▶ _Task item_
Since the copy must match the original, write out each record word for word, skipping only the pictures.
*** Block opens ***
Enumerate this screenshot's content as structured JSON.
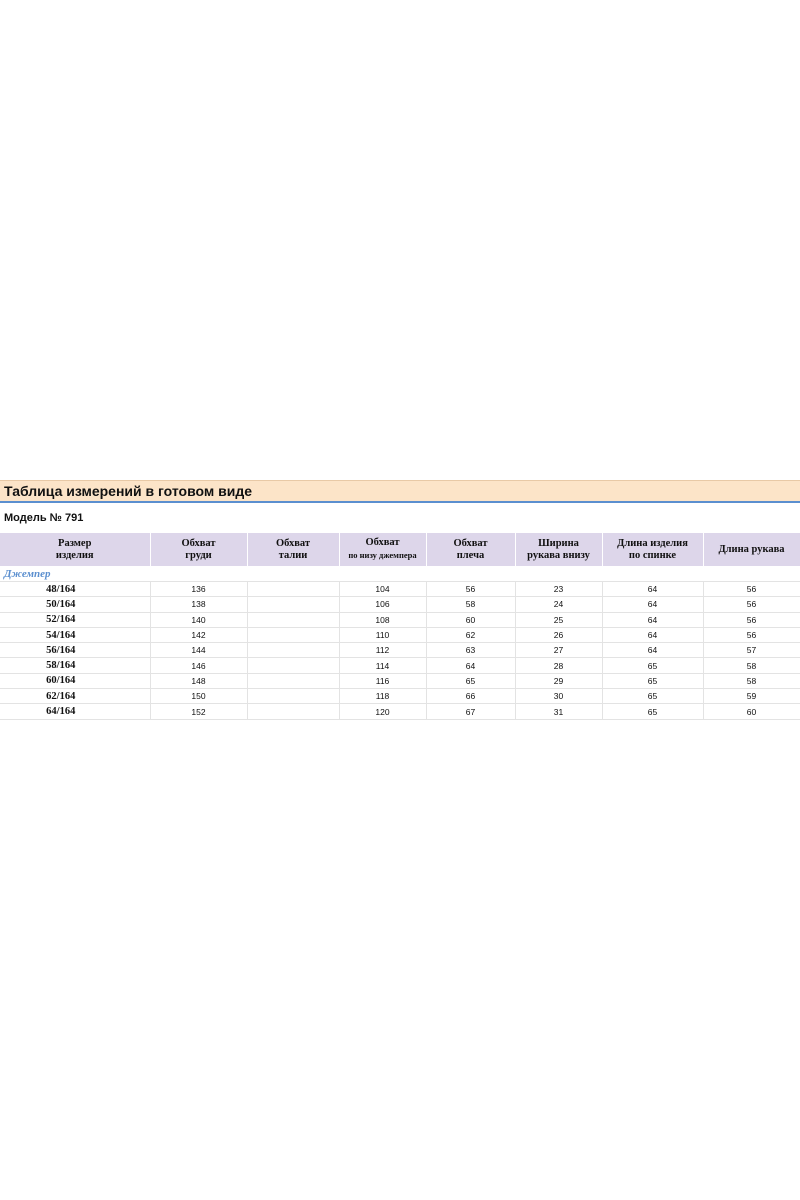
{
  "title": "Таблица измерений в готовом виде",
  "model": "Модель № 791",
  "headers": [
    {
      "line1": "Размер",
      "line2": "изделия",
      "small": false
    },
    {
      "line1": "Обхват",
      "line2": "груди",
      "small": false
    },
    {
      "line1": "Обхват",
      "line2": "талии",
      "small": false
    },
    {
      "line1": "Обхват",
      "line2": "по низу джемпера",
      "small": true
    },
    {
      "line1": "Обхват",
      "line2": "плеча",
      "small": false
    },
    {
      "line1": "Ширина",
      "line2": "рукава внизу",
      "small": false
    },
    {
      "line1": "Длина изделия",
      "line2": "по спинке",
      "small": false
    },
    {
      "line1": "Длина рукава",
      "line2": "",
      "small": false
    }
  ],
  "section": "Джемпер",
  "rows": [
    [
      "48/164",
      "136",
      "",
      "104",
      "56",
      "23",
      "64",
      "56"
    ],
    [
      "50/164",
      "138",
      "",
      "106",
      "58",
      "24",
      "64",
      "56"
    ],
    [
      "52/164",
      "140",
      "",
      "108",
      "60",
      "25",
      "64",
      "56"
    ],
    [
      "54/164",
      "142",
      "",
      "110",
      "62",
      "26",
      "64",
      "56"
    ],
    [
      "56/164",
      "144",
      "",
      "112",
      "63",
      "27",
      "64",
      "57"
    ],
    [
      "58/164",
      "146",
      "",
      "114",
      "64",
      "28",
      "65",
      "58"
    ],
    [
      "60/164",
      "148",
      "",
      "116",
      "65",
      "29",
      "65",
      "58"
    ],
    [
      "62/164",
      "150",
      "",
      "118",
      "66",
      "30",
      "65",
      "59"
    ],
    [
      "64/164",
      "152",
      "",
      "120",
      "67",
      "31",
      "65",
      "60"
    ]
  ]
}
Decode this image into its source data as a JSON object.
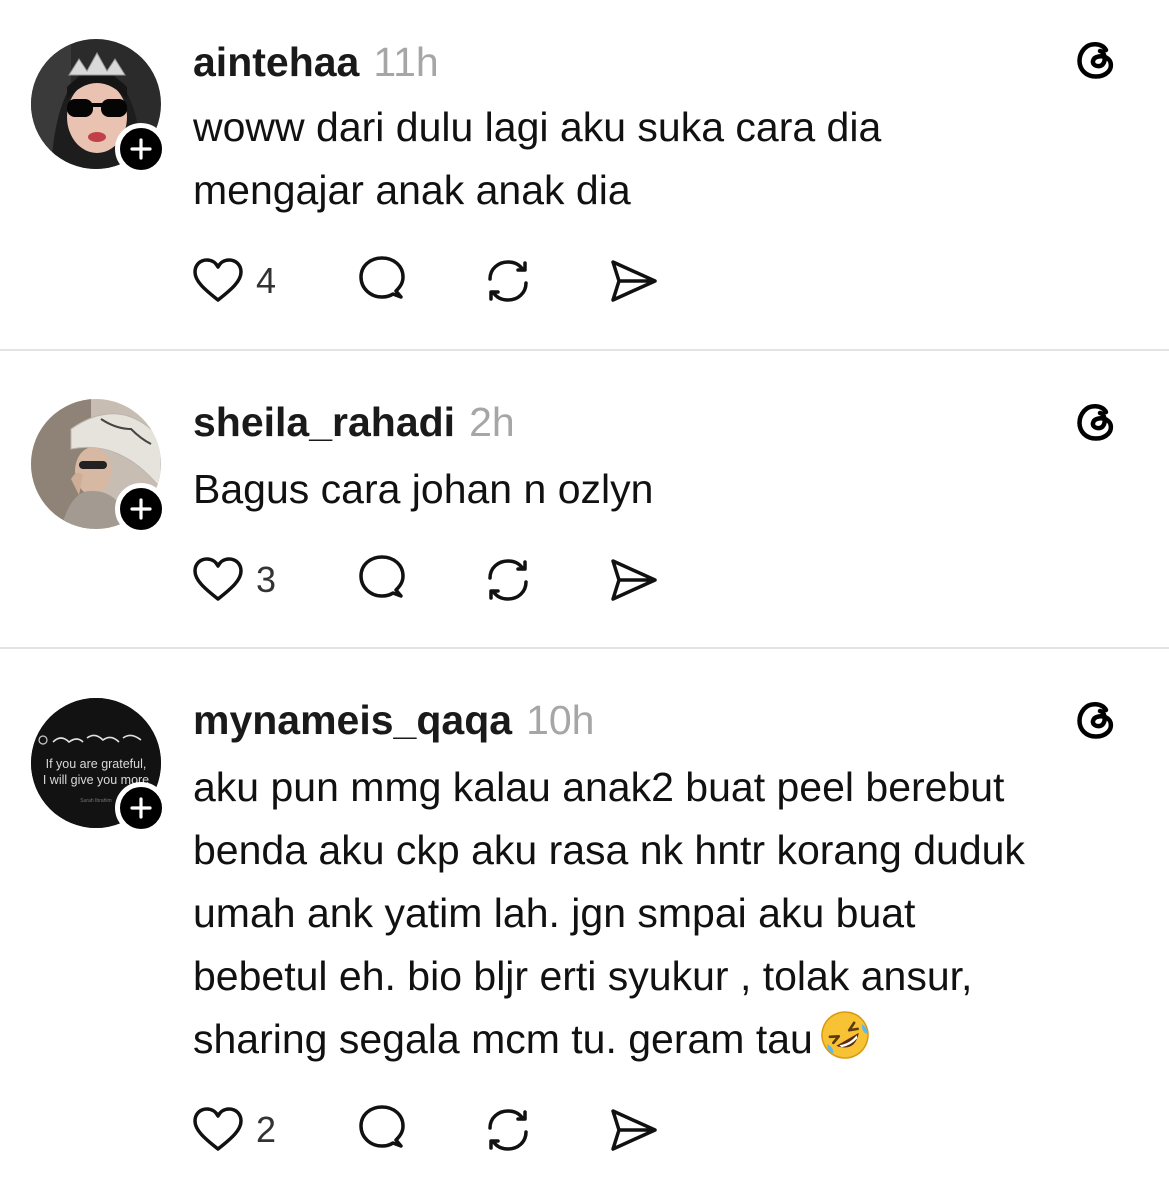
{
  "posts": [
    {
      "username": "aintehaa",
      "time": "11h",
      "lines": [
        "woww dari dulu lagi aku suka cara dia",
        "mengajar anak anak dia"
      ],
      "likes": "4",
      "avatar_icon": "avatar-photo-sunglasses"
    },
    {
      "username": "sheila_rahadi",
      "time": "2h",
      "lines": [
        "Bagus cara johan n ozlyn"
      ],
      "likes": "3",
      "avatar_icon": "avatar-photo-hat"
    },
    {
      "username": "mynameis_qaqa",
      "time": "10h",
      "lines": [
        "aku pun mmg kalau anak2 buat peel berebut",
        "benda aku ckp aku rasa nk hntr korang duduk",
        "umah ank yatim lah. jgn smpai aku buat",
        "bebetul eh. bio bljr erti syukur , tolak ansur,",
        "sharing segala mcm tu. geram tau"
      ],
      "likes": "2",
      "emoji": "rolling-on-floor-laughing-emoji",
      "avatar_icon": "avatar-quote-image",
      "avatar_text": {
        "line1": "If you are grateful,",
        "line2": "I will give you more"
      }
    }
  ],
  "colors": {
    "text": "#111111",
    "muted": "#a6a6a6",
    "divider": "#e3e3e3",
    "badge": "#000000"
  }
}
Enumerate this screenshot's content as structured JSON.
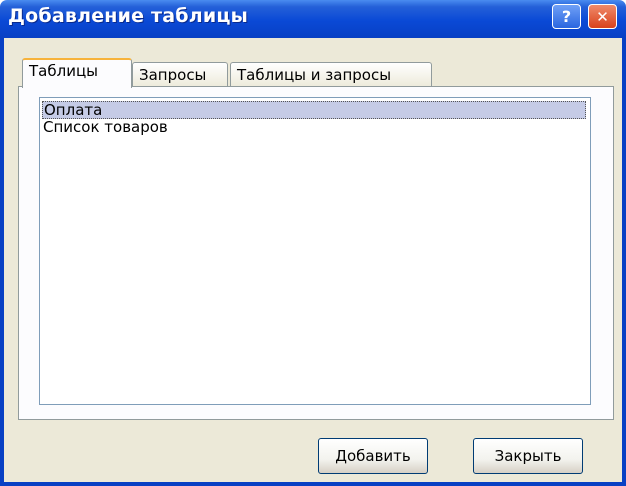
{
  "window": {
    "title": "Добавление таблицы",
    "help_label": "?",
    "close_label": "✕"
  },
  "tabs": [
    {
      "label": "Таблицы",
      "active": true
    },
    {
      "label": "Запросы",
      "active": false
    },
    {
      "label": "Таблицы и запросы",
      "active": false
    }
  ],
  "list": {
    "items": [
      {
        "label": "Оплата",
        "selected": true
      },
      {
        "label": "Список товаров",
        "selected": false
      }
    ]
  },
  "buttons": {
    "add_label": "Добавить",
    "close_label": "Закрыть"
  }
}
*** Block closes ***
▶ _Answer to the problem_
Enumerate this screenshot's content as structured JSON.
{
  "title": "Таблица измерений в готовом виде",
  "model": "Модель № 791",
  "headers": [
    {
      "line1": "Размер",
      "line2": "изделия",
      "small": false
    },
    {
      "line1": "Обхват",
      "line2": "груди",
      "small": false
    },
    {
      "line1": "Обхват",
      "line2": "талии",
      "small": false
    },
    {
      "line1": "Обхват",
      "line2": "по низу джемпера",
      "small": true
    },
    {
      "line1": "Обхват",
      "line2": "плеча",
      "small": false
    },
    {
      "line1": "Ширина",
      "line2": "рукава внизу",
      "small": false
    },
    {
      "line1": "Длина изделия",
      "line2": "по спинке",
      "small": false
    },
    {
      "line1": "Длина рукава",
      "line2": "",
      "small": false
    }
  ],
  "section": "Джемпер",
  "rows": [
    [
      "48/164",
      "136",
      "",
      "104",
      "56",
      "23",
      "64",
      "56"
    ],
    [
      "50/164",
      "138",
      "",
      "106",
      "58",
      "24",
      "64",
      "56"
    ],
    [
      "52/164",
      "140",
      "",
      "108",
      "60",
      "25",
      "64",
      "56"
    ],
    [
      "54/164",
      "142",
      "",
      "110",
      "62",
      "26",
      "64",
      "56"
    ],
    [
      "56/164",
      "144",
      "",
      "112",
      "63",
      "27",
      "64",
      "57"
    ],
    [
      "58/164",
      "146",
      "",
      "114",
      "64",
      "28",
      "65",
      "58"
    ],
    [
      "60/164",
      "148",
      "",
      "116",
      "65",
      "29",
      "65",
      "58"
    ],
    [
      "62/164",
      "150",
      "",
      "118",
      "66",
      "30",
      "65",
      "59"
    ],
    [
      "64/164",
      "152",
      "",
      "120",
      "67",
      "31",
      "65",
      "60"
    ]
  ]
}
Decode this image into its source data as a JSON object.
{
  "posts": [
    {
      "username": "aintehaa",
      "time": "11h",
      "lines": [
        "woww dari dulu lagi aku suka cara dia",
        "mengajar anak anak dia"
      ],
      "likes": "4",
      "avatar_icon": "avatar-photo-sunglasses"
    },
    {
      "username": "sheila_rahadi",
      "time": "2h",
      "lines": [
        "Bagus cara johan n ozlyn"
      ],
      "likes": "3",
      "avatar_icon": "avatar-photo-hat"
    },
    {
      "username": "mynameis_qaqa",
      "time": "10h",
      "lines": [
        "aku pun mmg kalau anak2 buat peel berebut",
        "benda aku ckp aku rasa nk hntr korang duduk",
        "umah ank yatim lah. jgn smpai aku buat",
        "bebetul eh. bio bljr erti syukur , tolak ansur,",
        "sharing segala mcm tu. geram tau"
      ],
      "likes": "2",
      "emoji": "rolling-on-floor-laughing-emoji",
      "avatar_icon": "avatar-quote-image",
      "avatar_text": {
        "line1": "If you are grateful,",
        "line2": "I will give you more"
      }
    }
  ],
  "colors": {
    "text": "#111111",
    "muted": "#a6a6a6",
    "divider": "#e3e3e3",
    "badge": "#000000"
  }
}
Enumerate this screenshot's content as structured JSON.
{
  "window": {
    "title": "Добавление таблицы",
    "help_label": "?",
    "close_label": "✕"
  },
  "tabs": [
    {
      "label": "Таблицы",
      "active": true
    },
    {
      "label": "Запросы",
      "active": false
    },
    {
      "label": "Таблицы и запросы",
      "active": false
    }
  ],
  "list": {
    "items": [
      {
        "label": "Оплата",
        "selected": true
      },
      {
        "label": "Список товаров",
        "selected": false
      }
    ]
  },
  "buttons": {
    "add_label": "Добавить",
    "close_label": "Закрыть"
  }
}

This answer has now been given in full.